Today was mega-Nairobi tourism, though interestingly enough, nothing I saw was actually in Nairobi. It was all on the fringes of the city of nearly four million, which includes the famed Kibera slum, home to up to a quarter of the city’s population.

We drove straight from the airport to the district of Karen, named for Karen Blixen, the author of ‘Out of Africa’, a tale of 1930s life in Kenya, later made into a movie starring Meryl Streep and the delicious Robert Redford. Think Karen Country Club, Karen Shopping Mall, Karen Holiday Homes, and you’re on the right track to how valuable this Danish woman has been to Nairobi.

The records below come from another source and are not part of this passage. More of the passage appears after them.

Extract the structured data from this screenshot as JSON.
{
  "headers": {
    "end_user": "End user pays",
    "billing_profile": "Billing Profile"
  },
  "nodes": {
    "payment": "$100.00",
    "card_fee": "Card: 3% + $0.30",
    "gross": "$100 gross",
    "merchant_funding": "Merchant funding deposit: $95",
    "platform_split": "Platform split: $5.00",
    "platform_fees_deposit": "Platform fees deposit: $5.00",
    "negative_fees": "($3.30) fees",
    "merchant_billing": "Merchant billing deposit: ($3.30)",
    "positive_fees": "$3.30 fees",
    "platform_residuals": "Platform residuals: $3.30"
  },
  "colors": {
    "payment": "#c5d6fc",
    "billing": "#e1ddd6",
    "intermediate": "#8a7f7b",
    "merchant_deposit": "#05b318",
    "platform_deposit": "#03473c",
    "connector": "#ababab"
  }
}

Of course, I visited the Karen Blixen House, who, my driver deliciously informed me was a member of a wife-swapping club, lit a candle when she requested her disdained husband’s presence in her bed (instead, she opted for Robert Redford in the movie, smart girland died of syphilis. She was also a pioneer farmer of the Kenyan coffee industry, defender of African women and a crack shot, but these stirling traits are becoming overshadowed by her sexual proclivities.

Also on the list today was the David Sheldrick Wildlife Trust where orphaned baby elephants are sent in from across the country to be healed from spear, gun and even arrow wounds, and the Kazuri ceramic bead factory, which gives single mothers a job and medical care while they hand make beads that are imported across the world.

The crème of the day was the Giraffe Manor for breakfast. A 1930s manor reminiscent of the Glasgow designer Rennie McIntosh, the breakfast parlour opens up so the 10 or so giraffes can stick their heads in and say hi for breakfast. It’s an awesome sight, these topsy-turvy Daliesque animals cantering across the lawns. There have been a couple of leopard attacks (“We all check our little dogs every morning,” confided manager Helle) with one of the young giraffes being severely bitten, a travesty in not only humanitarian but also financial terms. These are valuable animals, she adds, and with only 400 giraffes in Kenya, they are on the critical endangered list until their population reaches 1000. At this sanctuary, four babies were born this year, but two have already died and leopards bit the third.

The big question about Nairobi is: is it safe? The UN worker and the Egyptian businessman in the queue with me at Cairo airport both said no. Use only a hard bag for luggage or the luggage handlers will slit your bag and steal everything. Don’t walk alone at day or night. Give up your bag or car if asked – they shoot first and ask questions later. Trust no-one in Africa.

Of course they have me worried. But my guide Benson said this morning that say it used to be much worse, 10 years go. Now it’s much more relaxed, though like in any big city, there are certain no-go areas. “You can’t compare Nairobi with Jo’berg,” he said. “You just have to be careful.”